-Anonymous, PreK teacher

I was using three devices [to teach remotely] and was unable to keep up with [simultaneous] live lessons. Monitoring the students is doable, but actively teaching is not feasible and unfair to students and the teachers.

-Anonymous, 8th grade ELA teacher

I had to be in person for state testing … we struggled with a lack of teachers and staff to help, and we worked so much extra to constantly sanitize everything. Students were there, but they still were not able to socialize or be close with each other.

-Melissa, 10th grade Math teacher

I had to administer EOC tests. Asking families to choose between grades and the health/safety of loved ones is deplorable. [We had] many stories of teens and families who were so afraid to come in the building. . . . Our freshmen had never even been in the building before testing started this week.

-Lori, 9th grade World History teacher

I have been in the building during in-person instruction and it looks like a dystopian nightmare. Kids are still staring at screens all day and unable to move around. There’s caution tape around the water fountains. It’s jarring.

-Anonymous, Literacy Coach

Can We Restore Educator Joy and Respect?

Reading these educators’ experiences raises important questions about how to support demoralized educators before it’s safe to open buildings. How can we minimize such stressful experiences and ensure that our educators feel respected and valued as the professionals they are?

To help educators feel respected again:

Telling teachers to change something is fine; giving them extra responsibility is also fine. But doing so a day or two before and expecting them to drop everything is disrespectful.

– Anonymous, 8th Grade ELA teacher

Focus more on people’s well-being (rather than productivity and performance both for students and teachers). Provide support and encouragement.

-Jennifer, PreK teacher

Halt teacher evaluations and let us do what we know how to do best–teach. We are doing all that we can because we care. It does not make sense to be evaluated by someone who has not done virtual teaching.

Anonymous, Kindergarten teacher

To make hybrid learning easier and more successful:

Limit the amount of time students are in front of devices.

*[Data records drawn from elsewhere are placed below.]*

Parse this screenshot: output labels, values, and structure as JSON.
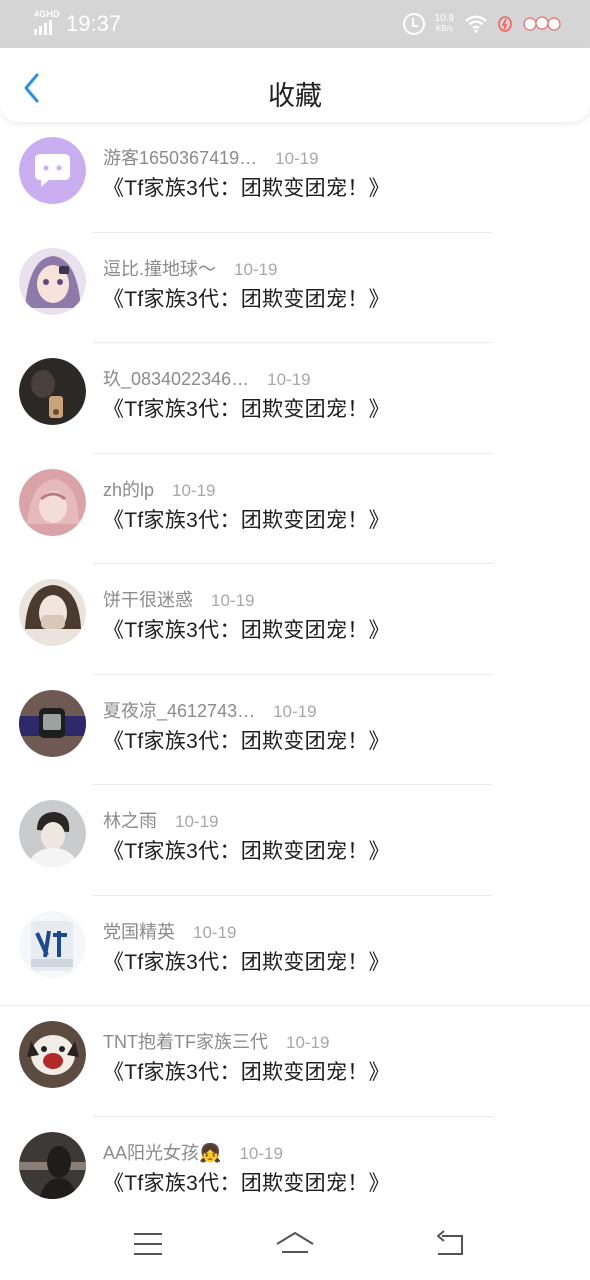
{
  "status_bar": {
    "network": "4GHD",
    "time": "19:37",
    "speed_value": "10.9",
    "speed_unit": "KB/s",
    "icons": [
      "signal-icon",
      "alarm-icon",
      "wifi-icon",
      "battery-saver-icon",
      "decorative-sticker-icon"
    ]
  },
  "header": {
    "title": "收藏",
    "back_icon": "chevron-left-icon",
    "accent": "#2f8fe0"
  },
  "favorites": [
    {
      "username": "游客1650367419…",
      "date": "10-19",
      "title": "《Tf家族3代：团欺变团宠！》",
      "avatar": "chat-bubble-avatar",
      "avatar_color": "#c9aef0"
    },
    {
      "username": "逗比.撞地球～",
      "date": "10-19",
      "title": "《Tf家族3代：团欺变团宠！》",
      "avatar": "anime-girl-avatar",
      "avatar_color": "#b7a6c9"
    },
    {
      "username": "玖_0834022346…",
      "date": "10-19",
      "title": "《Tf家族3代：团欺变团宠！》",
      "avatar": "photo-avatar",
      "avatar_color": "#3a3330"
    },
    {
      "username": "zh的lp",
      "date": "10-19",
      "title": "《Tf家族3代：团欺变团宠！》",
      "avatar": "anime-avatar",
      "avatar_color": "#d9a3a8"
    },
    {
      "username": "饼干很迷惑",
      "date": "10-19",
      "title": "《Tf家族3代：团欺变团宠！》",
      "avatar": "photo-avatar",
      "avatar_color": "#d8cbbd"
    },
    {
      "username": "夏夜凉_4612743…",
      "date": "10-19",
      "title": "《Tf家族3代：团欺变团宠！》",
      "avatar": "watch-photo-avatar",
      "avatar_color": "#5a4a44"
    },
    {
      "username": "林之雨",
      "date": "10-19",
      "title": "《Tf家族3代：团欺变团宠！》",
      "avatar": "photo-avatar",
      "avatar_color": "#9a9c9e"
    },
    {
      "username": "党国精英",
      "date": "10-19",
      "title": "《Tf家族3代：团欺变团宠！》",
      "avatar": "cup-avatar",
      "avatar_color": "#dfe6ee"
    },
    {
      "username": "TNT抱着TF家族三代",
      "date": "10-19",
      "title": "《Tf家族3代：团欺变团宠！》",
      "avatar": "dog-photo-avatar",
      "avatar_color": "#6b5a4c"
    },
    {
      "username": "AA阳光女孩👧",
      "date": "10-19",
      "title": "《Tf家族3代：团欺变团宠！》",
      "avatar": "dark-photo-avatar",
      "avatar_color": "#3d3937"
    }
  ],
  "bottom_nav": {
    "items": [
      "menu-icon",
      "home-icon",
      "back-arrow-icon"
    ]
  }
}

– Anonymous, 8th Grade Math/Science Coach

[Schools should] find a way to communicate to parents of online students that engagement is important. We need to find better ways to encourage participation of online students during class, and we need the parents to help us do this.

-Anonymous, 5th Grade Science/Social Studies teacher

Please change the schedules. We should not be on the computers for as long as we are. . . .  We are trying to fit a traditional day into an online environment.

-Kristofer, 11th Grade American History teacher

No “homework” [requirements] Kids are already at home sitting at the computer all day; having them back on it for hours asynchronously is not cool. I think any homework should be personal enrichment activities not requiring screen time.

-Paul, 12th Grade English teacher

One Thing You Can Count On: Teachers

One thing is clear. While no option—teaching remotely, in person, or hybrid—may be the one best solution for education during a global pandemic, educators are going to continue showing up. While they are exhausted, experiencing anxiety and frustration, they are not going to stop doing the job. With the increased frustrations surrounding working in this situation, it goes without saying that a little respect goes a long way. Our unwavering commitment to our work and our students deserves it.

All stakeholders should understand that we can all agree on one thing: everyone wants to be back in the school building. But it’s non-negotiable that we need to wait until that’s safe for everyone. While we remain in this complicated, sometimes messy space, we can continue to extend grace to one another and acknowledge that this isn’t an easy task for anyone. The best we can do is to lean in and remain focused on working together, not against one another.   


Merisha Leak (@MerishaLeak) is a secondary academic facilitator in Charlotte, North Carolina. She is a lifelong learner and equity champion.